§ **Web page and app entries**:
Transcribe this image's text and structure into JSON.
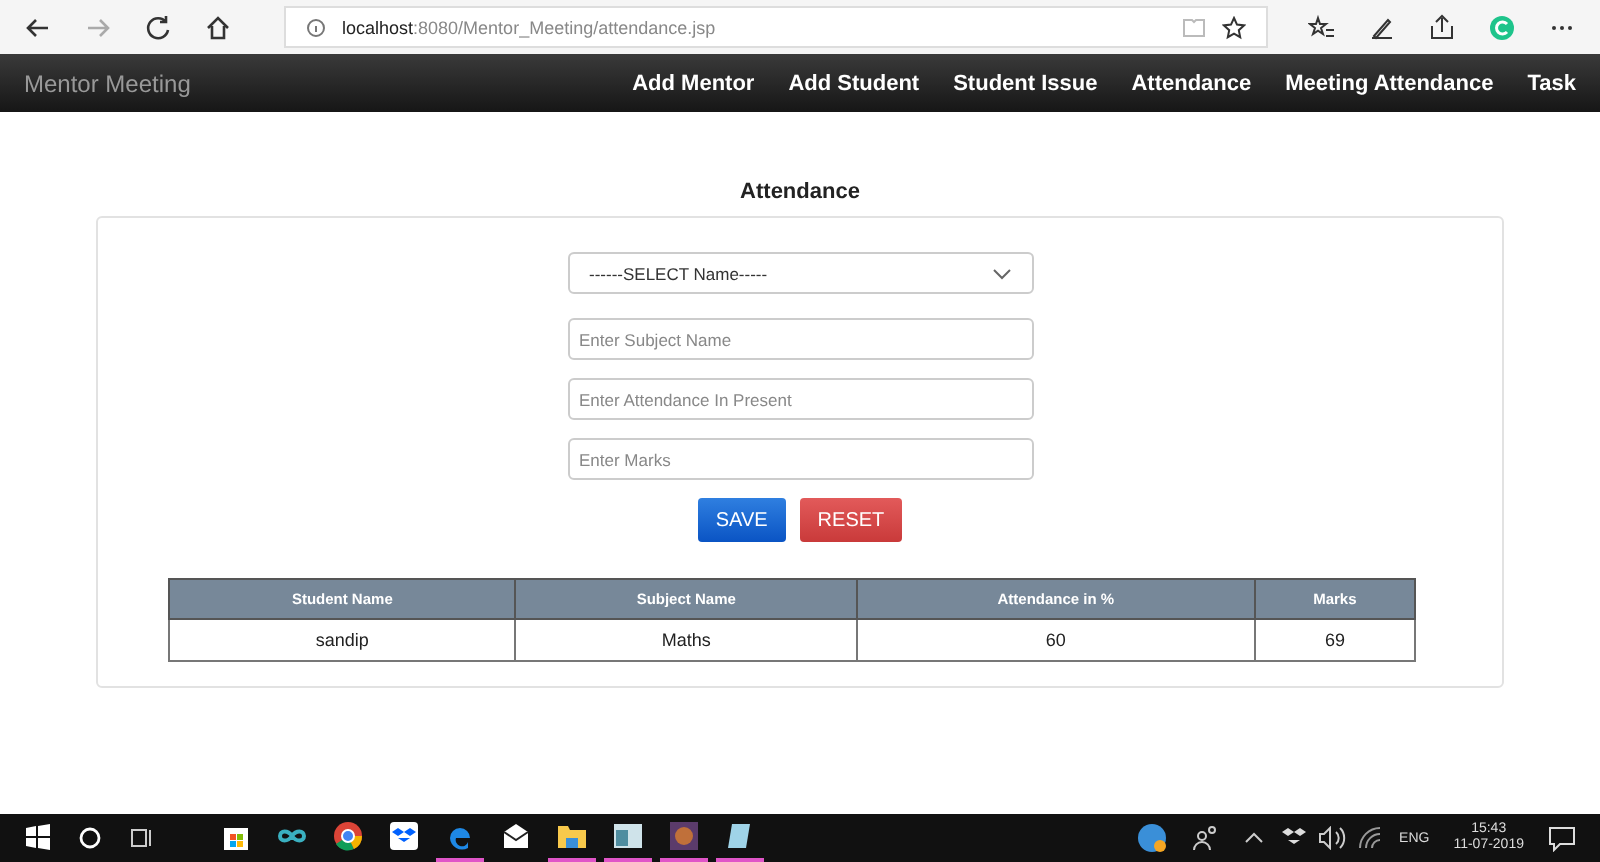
{
  "browser": {
    "url_host": "localhost",
    "url_path": ":8080/Mentor_Meeting/attendance.jsp"
  },
  "navbar": {
    "brand": "Mentor Meeting",
    "links": [
      "Add Mentor",
      "Add Student",
      "Student Issue",
      "Attendance",
      "Meeting Attendance",
      "Task"
    ]
  },
  "page": {
    "title": "Attendance",
    "select": {
      "value": "------SELECT Name-----"
    },
    "fields": [
      {
        "placeholder": "Enter Subject Name"
      },
      {
        "placeholder": "Enter Attendance In Present"
      },
      {
        "placeholder": "Enter Marks"
      }
    ],
    "buttons": [
      {
        "label": "SAVE",
        "kind": "primary"
      },
      {
        "label": "RESET",
        "kind": "danger"
      }
    ]
  },
  "table": {
    "columns": [
      "Student Name",
      "Subject Name",
      "Attendance in %",
      "Marks"
    ],
    "rows": [
      [
        "sandip",
        "Maths",
        "60",
        "69"
      ]
    ]
  },
  "taskbar": {
    "apps": [
      {
        "kind": "store",
        "running": false
      },
      {
        "kind": "infinity",
        "running": false
      },
      {
        "kind": "chrome",
        "running": false
      },
      {
        "kind": "dropbox",
        "running": false
      },
      {
        "kind": "edge",
        "running": true
      },
      {
        "kind": "mail",
        "running": false
      },
      {
        "kind": "folder",
        "running": true
      },
      {
        "kind": "window",
        "running": true
      },
      {
        "kind": "game",
        "running": true
      },
      {
        "kind": "notes",
        "running": true
      }
    ],
    "language": "ENG",
    "time": "15:43",
    "date": "11-07-2019"
  }
}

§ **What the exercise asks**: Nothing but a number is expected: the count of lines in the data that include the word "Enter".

§ **Your solution**: 3